Spray operators need to consider not only the potential drift from their own applications, but the environmental loading from the combined applications of their local area.

Capture Surface

Targets vary in their ability to collect or capture spray droplets. Tall, well grown, leafy crops are efficient collectors of droplets. Turbulent airflow normally carries spray droplets down into the crop within a very short distance.

Bare fallow paddocks or seedling crops have poor catching surfaces. Drift hazard is far greater when applying herbicide in these situations or adjacent to these poor capture surfaces.

The type of catching surface between the sprayed area and susceptible crops should always be considered in conjunction with the characteristics of the target area when assessing drift hazard.

Weather Conditions to Avoid


The most hazardous condition for herbicide spray drift is an atmospheric inversion, especially when combined with high humidity. Do not spray under inversion conditions.

An inversion exists when temperature increases with altitude instead of decreasing. An inversion is like a cold blanket of air above the ground, usually less than 50 m thick. Air will not rise above this blanket; and smoke or fine spray droplets and particles of spray deposited within an inversion will float until the inversion breaks down.

Inversions usually occur on clear, calm mornings and nights. To start spraying the sun should be higher than 20 degrees above the horizon, with a light wind. Windy or turbulent conditions prevent inversion formation. Blankets of fog, dust or smoke and the tendency for sounds and smells to carry long distances indicate inversion conditions.

Smoke generators or smoky fires can be used to detect inversion conditions. Smoke will not continue to rise but will drift along at a constant height under the inversion 'blanket'.

Midday turbulence

  • Up-drafts during the heat of the day cause rapidly shifting wind directions. Spraying should be avoided during this time of day.

High temperatures

  • Avoid spraying when temperatures exceed 28°C.


  • Avoid spraying under low relative humidity conditions, i.e. when the difference between wet and dry bulbs (Delta T, ∆Τ) exceeds 10°C.
  • High humidity extends droplet life and can greatly increase the drift hazard under inversion conditions. This results from the increased life of droplets smaller than 100 microns.


  • Avoid spraying under still conditions.
  • Ideal safe wind speed is 3-10 km/h, a light breeze. (Leaves and twigs are in constant motion.)
  • 11-14 km/h (a moderate breeze) is suitable for spraying if using low drift nozzles or higher volume application, say 80-120 L/ha. (Small branches move, dust is raised and loose paper is moving.)

Further resources

Further education

Tocal College has face-to-face and online courses for growers, sprayers and agronomists/advisors to increase skills in spray planning and overall chemical application management.

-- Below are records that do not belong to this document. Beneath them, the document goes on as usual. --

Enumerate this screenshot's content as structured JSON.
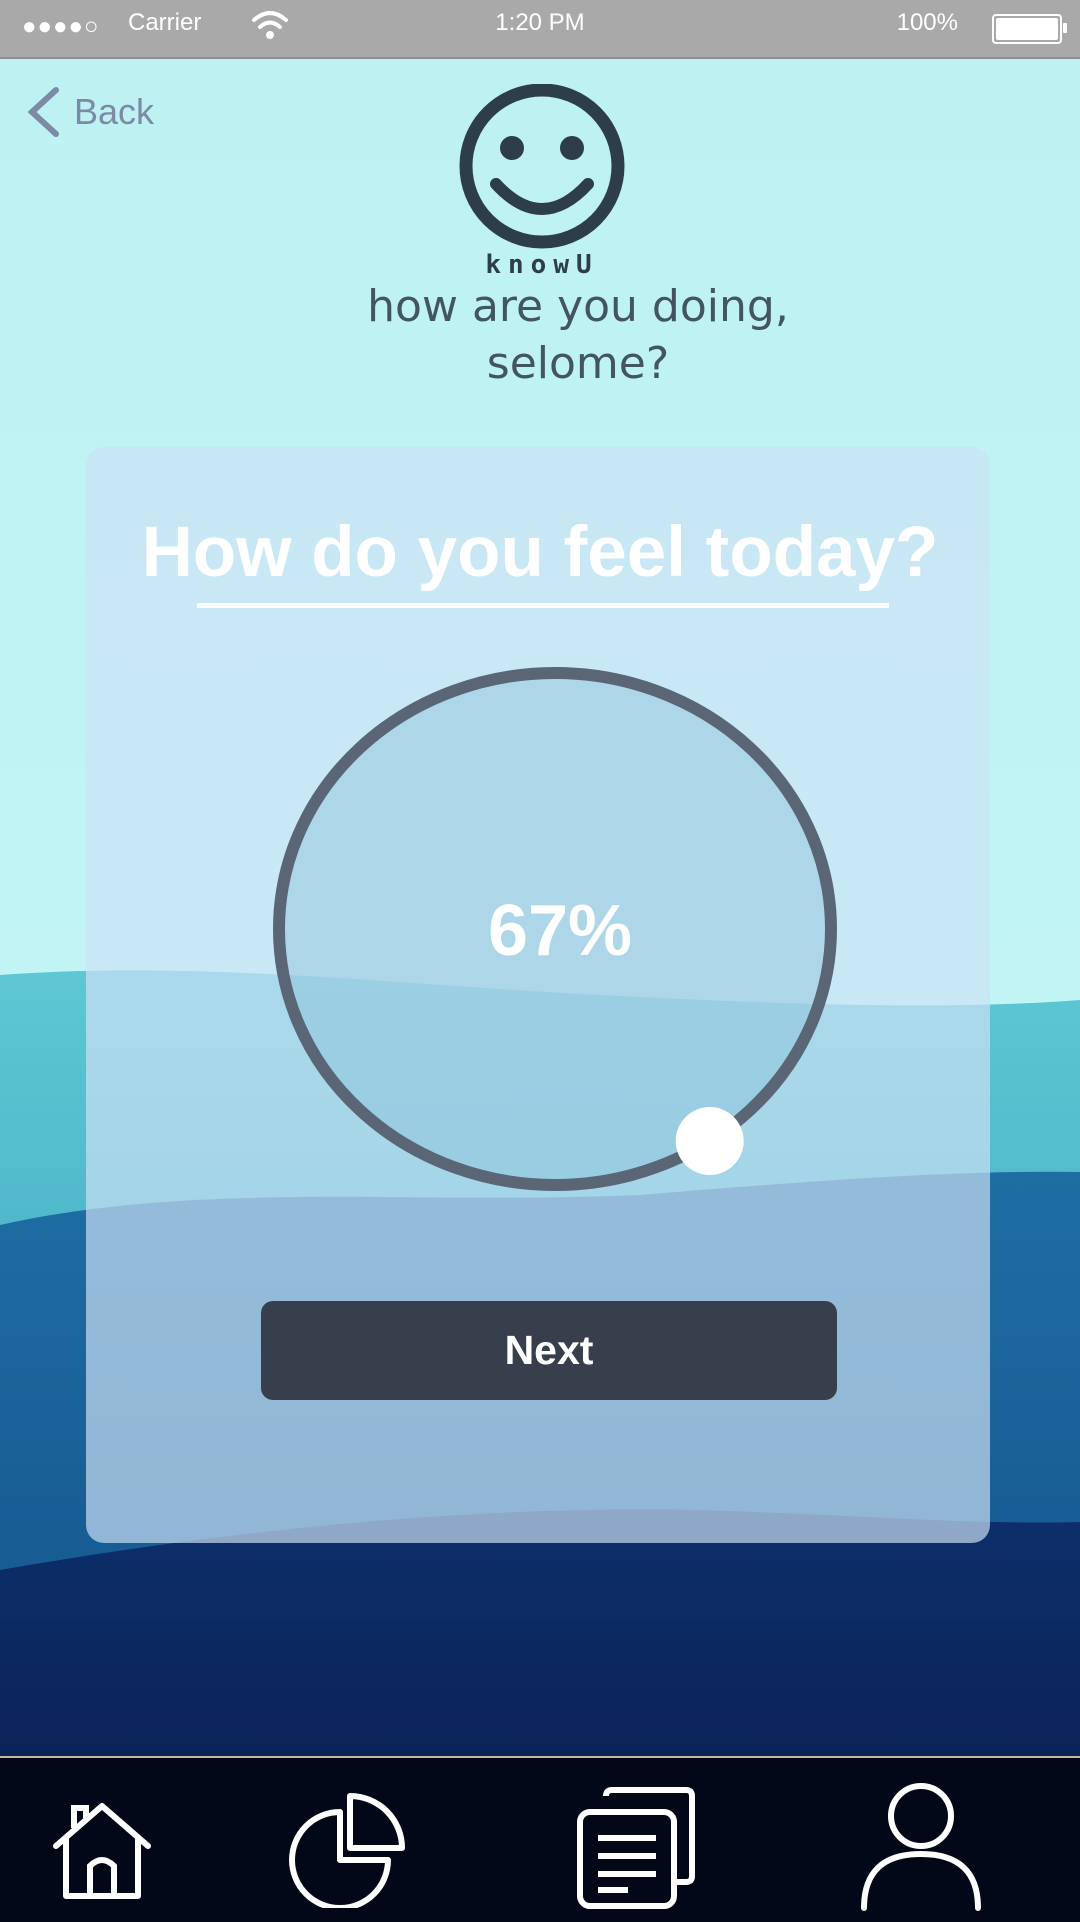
{
  "status_bar": {
    "carrier": "Carrier",
    "time": "1:20 PM",
    "battery": "100%"
  },
  "nav": {
    "back_label": "Back"
  },
  "logo": {
    "brand": "knowU"
  },
  "greeting": {
    "line1": "how are you doing,",
    "line2": "selome?"
  },
  "card": {
    "title": "How do you feel today?",
    "dial_value": "67%",
    "dial_fraction": 0.67,
    "next_label": "Next"
  },
  "tab_bar": {
    "items": [
      {
        "icon": "home-icon"
      },
      {
        "icon": "pie-chart-icon"
      },
      {
        "icon": "documents-icon"
      },
      {
        "icon": "profile-icon"
      }
    ]
  },
  "colors": {
    "sky": "#bff5f5",
    "ocean_deep": "#0a1b4d",
    "button": "#363f4b",
    "tab_bar": "#020818",
    "text_dark": "#425561"
  }
}
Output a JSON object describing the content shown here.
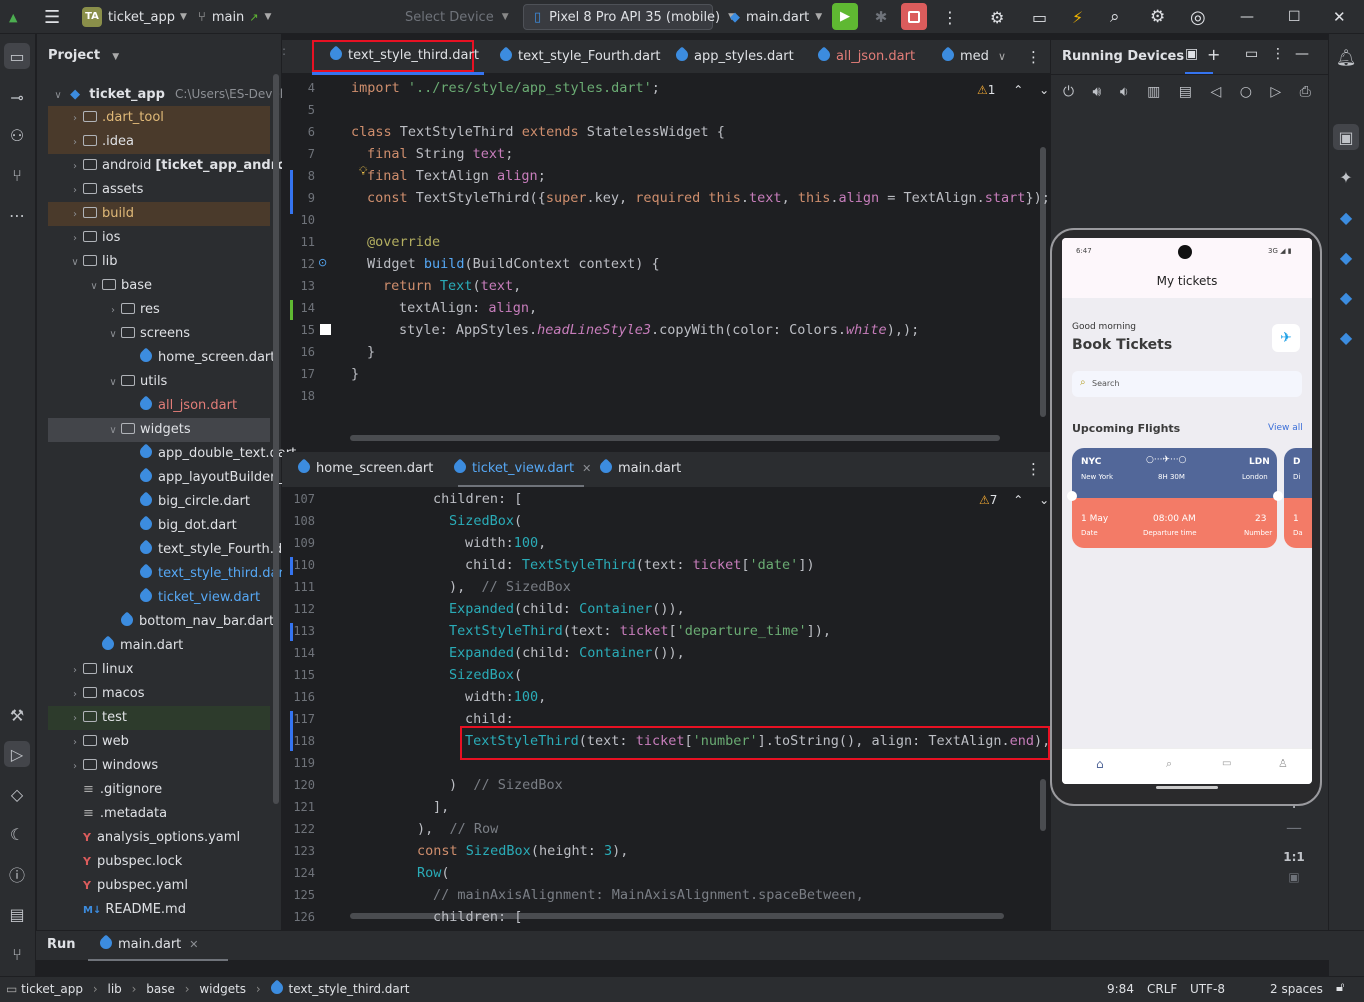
{
  "titlebar": {
    "project_badge": "TA",
    "project_name": "ticket_app",
    "branch": "main",
    "select_device": "Select Device",
    "device": "Pixel 8 Pro API 35 (mobile)",
    "run_config": "main.dart"
  },
  "project_panel": {
    "title": "Project",
    "root": "ticket_app",
    "root_path": "C:\\Users\\ES-Developer",
    "items": [
      {
        "label": ".dart_tool",
        "depth": 1,
        "arrow": ">",
        "type": "folder"
      },
      {
        "label": ".idea",
        "depth": 1,
        "arrow": ">",
        "type": "folder"
      },
      {
        "label": "android",
        "suffix": "[ticket_app_android]",
        "depth": 1,
        "arrow": ">",
        "type": "folder"
      },
      {
        "label": "assets",
        "depth": 1,
        "arrow": ">",
        "type": "folder"
      },
      {
        "label": "build",
        "depth": 1,
        "arrow": ">",
        "type": "folder"
      },
      {
        "label": "ios",
        "depth": 1,
        "arrow": ">",
        "type": "folder"
      },
      {
        "label": "lib",
        "depth": 1,
        "arrow": "v",
        "type": "folder"
      },
      {
        "label": "base",
        "depth": 2,
        "arrow": "v",
        "type": "folder"
      },
      {
        "label": "res",
        "depth": 3,
        "arrow": ">",
        "type": "folder"
      },
      {
        "label": "screens",
        "depth": 3,
        "arrow": "v",
        "type": "folder"
      },
      {
        "label": "home_screen.dart",
        "depth": 4,
        "arrow": "",
        "type": "dart"
      },
      {
        "label": "utils",
        "depth": 3,
        "arrow": "v",
        "type": "folder"
      },
      {
        "label": "all_json.dart",
        "depth": 4,
        "arrow": "",
        "type": "dart"
      },
      {
        "label": "widgets",
        "depth": 3,
        "arrow": "v",
        "type": "folder"
      },
      {
        "label": "app_double_text.dart",
        "depth": 4,
        "arrow": "",
        "type": "dart"
      },
      {
        "label": "app_layoutBuilder_wid",
        "depth": 4,
        "arrow": "",
        "type": "dart"
      },
      {
        "label": "big_circle.dart",
        "depth": 4,
        "arrow": "",
        "type": "dart"
      },
      {
        "label": "big_dot.dart",
        "depth": 4,
        "arrow": "",
        "type": "dart"
      },
      {
        "label": "text_style_Fourth.dart",
        "depth": 4,
        "arrow": "",
        "type": "dart"
      },
      {
        "label": "text_style_third.dart",
        "depth": 4,
        "arrow": "",
        "type": "dart"
      },
      {
        "label": "ticket_view.dart",
        "depth": 4,
        "arrow": "",
        "type": "dart"
      },
      {
        "label": "bottom_nav_bar.dart",
        "depth": 3,
        "arrow": "",
        "type": "dart"
      },
      {
        "label": "main.dart",
        "depth": 2,
        "arrow": "",
        "type": "dart"
      },
      {
        "label": "linux",
        "depth": 1,
        "arrow": ">",
        "type": "folder"
      },
      {
        "label": "macos",
        "depth": 1,
        "arrow": ">",
        "type": "folder"
      },
      {
        "label": "test",
        "depth": 1,
        "arrow": ">",
        "type": "folder"
      },
      {
        "label": "web",
        "depth": 1,
        "arrow": ">",
        "type": "folder"
      },
      {
        "label": "windows",
        "depth": 1,
        "arrow": ">",
        "type": "folder"
      },
      {
        "label": ".gitignore",
        "depth": 1,
        "arrow": "",
        "type": "file"
      },
      {
        "label": ".metadata",
        "depth": 1,
        "arrow": "",
        "type": "file"
      },
      {
        "label": "analysis_options.yaml",
        "depth": 1,
        "arrow": "",
        "type": "yaml"
      },
      {
        "label": "pubspec.lock",
        "depth": 1,
        "arrow": "",
        "type": "yaml"
      },
      {
        "label": "pubspec.yaml",
        "depth": 1,
        "arrow": "",
        "type": "yaml"
      },
      {
        "label": "README.md",
        "depth": 1,
        "arrow": "",
        "type": "md"
      }
    ]
  },
  "top_editor": {
    "tabs": [
      "text_style_third.dart",
      "text_style_Fourth.dart",
      "app_styles.dart",
      "all_json.dart",
      "med"
    ],
    "warning_count": "1",
    "line_numbers": [
      "4",
      "5",
      "6",
      "7",
      "8",
      "9",
      "10",
      "11",
      "12",
      "13",
      "14",
      "15",
      "16",
      "17",
      "18"
    ]
  },
  "bottom_editor": {
    "tabs": [
      "home_screen.dart",
      "ticket_view.dart",
      "main.dart"
    ],
    "warning_count": "7",
    "line_numbers": [
      "107",
      "108",
      "109",
      "110",
      "111",
      "112",
      "113",
      "114",
      "115",
      "116",
      "117",
      "118",
      "119",
      "120",
      "121",
      "122",
      "123",
      "124",
      "125",
      "126"
    ]
  },
  "running_devices": {
    "title": "Running Devices",
    "zoom": "1:1"
  },
  "phone_app": {
    "time": "6:47",
    "signal": "3G",
    "header": "My tickets",
    "greeting": "Good morning",
    "title": "Book Tickets",
    "search_placeholder": "Search",
    "section": "Upcoming Flights",
    "view_all": "View all",
    "ticket": {
      "from_code": "NYC",
      "from_name": "New York",
      "duration": "8H 30M",
      "to_code": "LDN",
      "to_name": "London",
      "date": "1 May",
      "date_label": "Date",
      "departure_time": "08:00 AM",
      "departure_label": "Departure time",
      "number": "23",
      "number_label": "Number"
    },
    "second_ticket_codes": [
      "D",
      "Di",
      "1",
      "Da"
    ]
  },
  "bottom_panel": {
    "run_tab": "Run",
    "file_tab": "main.dart"
  },
  "status": {
    "breadcrumbs": [
      "ticket_app",
      "lib",
      "base",
      "widgets",
      "text_style_third.dart"
    ],
    "position": "9:84",
    "line_sep": "CRLF",
    "encoding": "UTF-8",
    "indent": "2 spaces"
  },
  "colors": {
    "accent": "#3574f0",
    "highlight": "#e81123",
    "run_green": "#5fb832",
    "stop_red": "#db5c5c",
    "ticket_blue": "#526799",
    "ticket_coral": "#f37b67"
  }
}
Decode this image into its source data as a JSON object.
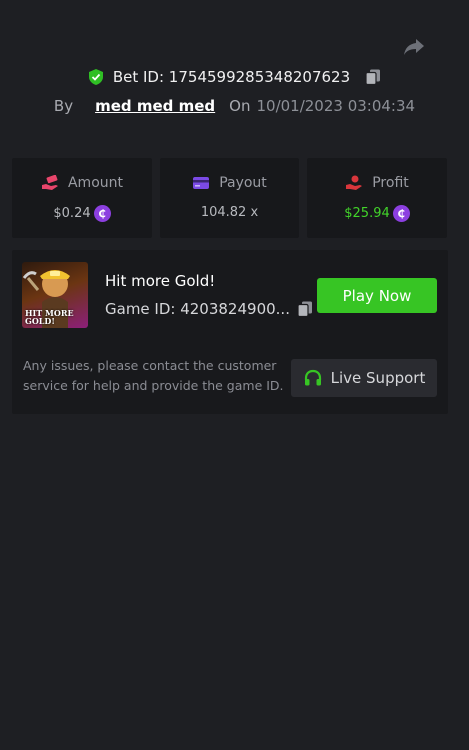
{
  "header": {
    "bet_id_label": "Bet ID: 1754599285348207623",
    "by_label": "By",
    "username": "med med med",
    "on_label": "On",
    "datetime": "10/01/2023 03:04:34"
  },
  "stats": {
    "amount": {
      "label": "Amount",
      "value": "$0.24",
      "icon": "money-hand-icon"
    },
    "payout": {
      "label": "Payout",
      "value": "104.82 x",
      "icon": "card-icon"
    },
    "profit": {
      "label": "Profit",
      "value": "$25.94",
      "icon": "profit-hand-icon"
    }
  },
  "currency_symbol": "₵",
  "game": {
    "title": "Hit more Gold!",
    "thumbnail_text": "HIT MORE\nGOLD!",
    "id_label": "Game ID: 4203824900...",
    "play_label": "Play Now"
  },
  "support": {
    "text": "Any issues, please contact the customer service for help and provide the game ID.",
    "button_label": "Live Support"
  },
  "colors": {
    "background": "#1e1f23",
    "card": "#17181b",
    "accent_green": "#37c524",
    "profit_green": "#42d42a",
    "coin_purple": "#8c3fe0",
    "payout_purple": "#7b4ae6",
    "amount_pink": "#e8456b",
    "profit_red": "#d9363c"
  }
}
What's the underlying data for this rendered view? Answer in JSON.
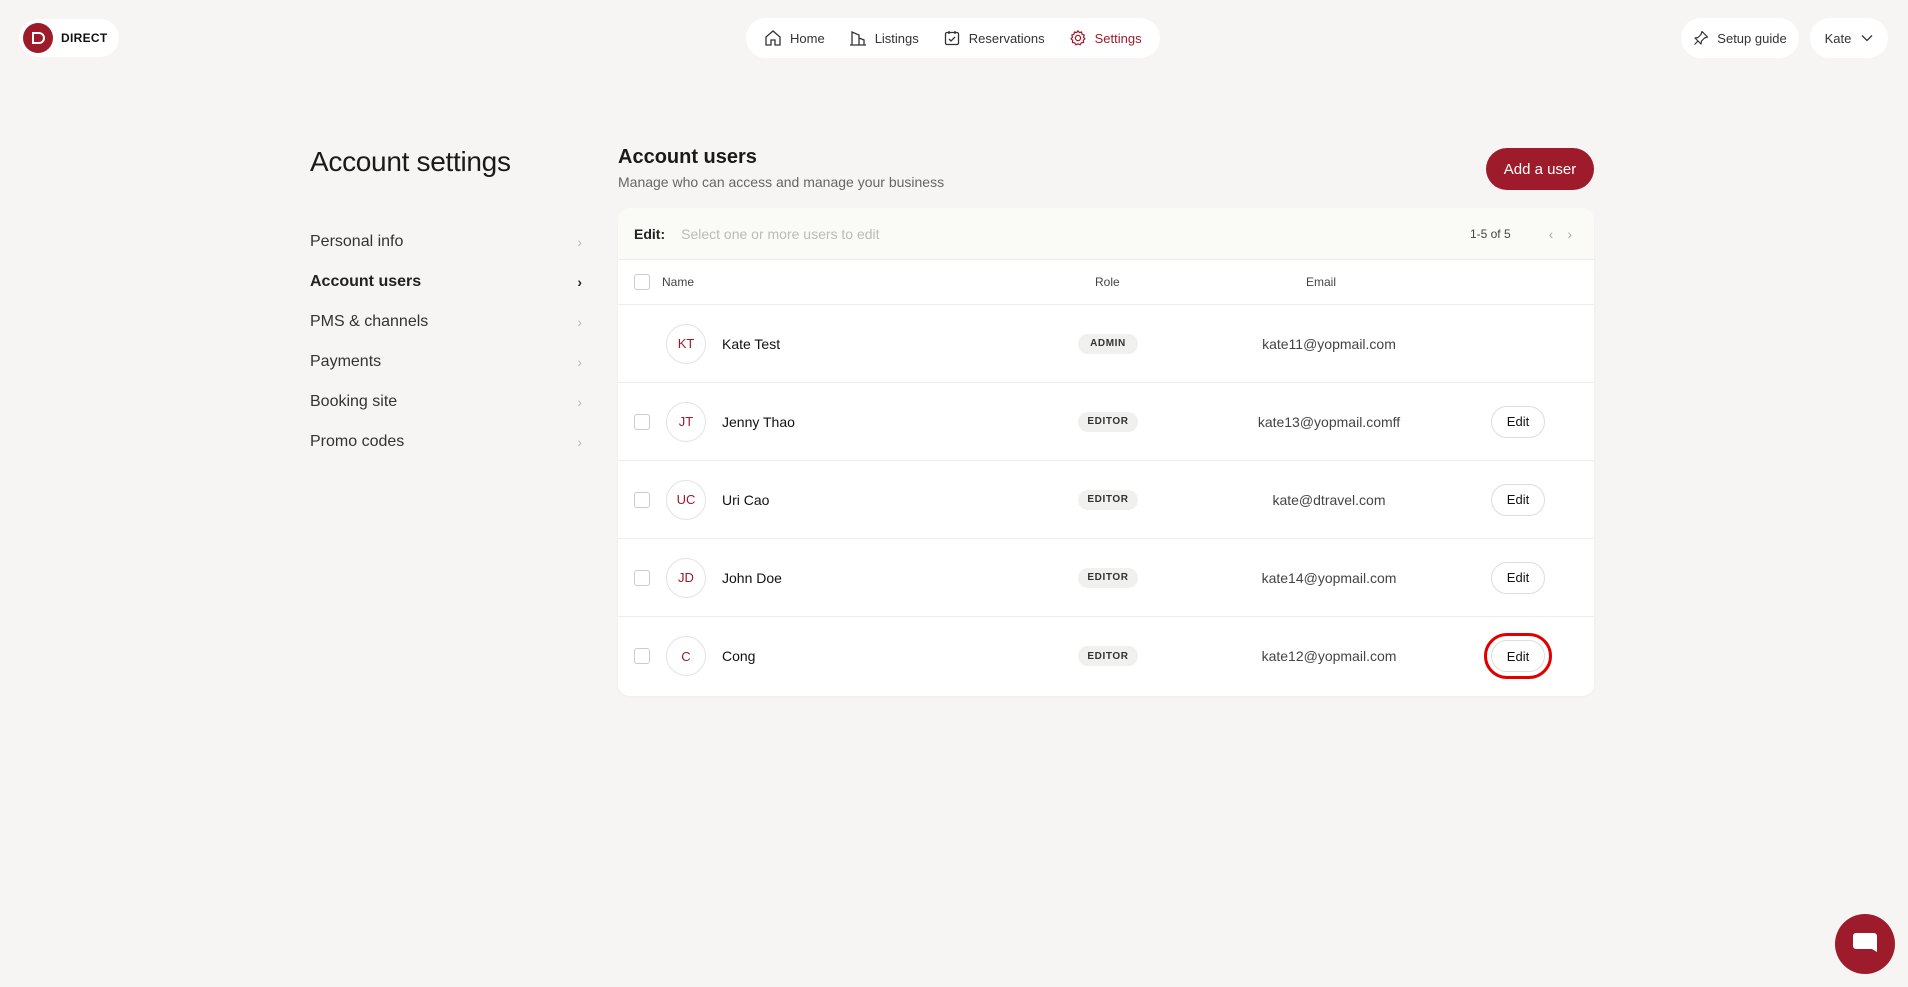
{
  "brand": {
    "name": "DIRECT",
    "accent": "#9e1b2b"
  },
  "topnav": {
    "items": [
      {
        "label": "Home",
        "icon": "home-icon",
        "active": false
      },
      {
        "label": "Listings",
        "icon": "building-icon",
        "active": false
      },
      {
        "label": "Reservations",
        "icon": "calendar-check-icon",
        "active": false
      },
      {
        "label": "Settings",
        "icon": "gear-icon",
        "active": true
      }
    ]
  },
  "header": {
    "setup_label": "Setup guide",
    "user_name": "Kate"
  },
  "settings": {
    "title": "Account settings",
    "items": [
      {
        "label": "Personal info"
      },
      {
        "label": "Account users"
      },
      {
        "label": "PMS & channels"
      },
      {
        "label": "Payments"
      },
      {
        "label": "Booking site"
      },
      {
        "label": "Promo codes"
      }
    ]
  },
  "main": {
    "title": "Account users",
    "subtitle": "Manage who can access and manage your business",
    "add_label": "Add a user",
    "edit_bar": {
      "label": "Edit:",
      "hint": "Select one or more users to edit",
      "count": "1-5 of 5"
    },
    "columns": {
      "name": "Name",
      "role": "Role",
      "email": "Email"
    },
    "edit_label": "Edit",
    "users": [
      {
        "initials": "KT",
        "name": "Kate Test",
        "role": "ADMIN",
        "email": "kate11@yopmail.com"
      },
      {
        "initials": "JT",
        "name": "Jenny Thao",
        "role": "EDITOR",
        "email": "kate13@yopmail.comff"
      },
      {
        "initials": "UC",
        "name": "Uri Cao",
        "role": "EDITOR",
        "email": "kate@dtravel.com"
      },
      {
        "initials": "JD",
        "name": "John Doe",
        "role": "EDITOR",
        "email": "kate14@yopmail.com"
      },
      {
        "initials": "C",
        "name": "Cong",
        "role": "EDITOR",
        "email": "kate12@yopmail.com"
      }
    ]
  }
}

Original publication produced by Andrew Storrie, former NSW DPI Weeds Agronomist. Revised Graham Charles Australian Cotton Research Institute and Eric Koetz Wagga Wagga Agricultural Institute.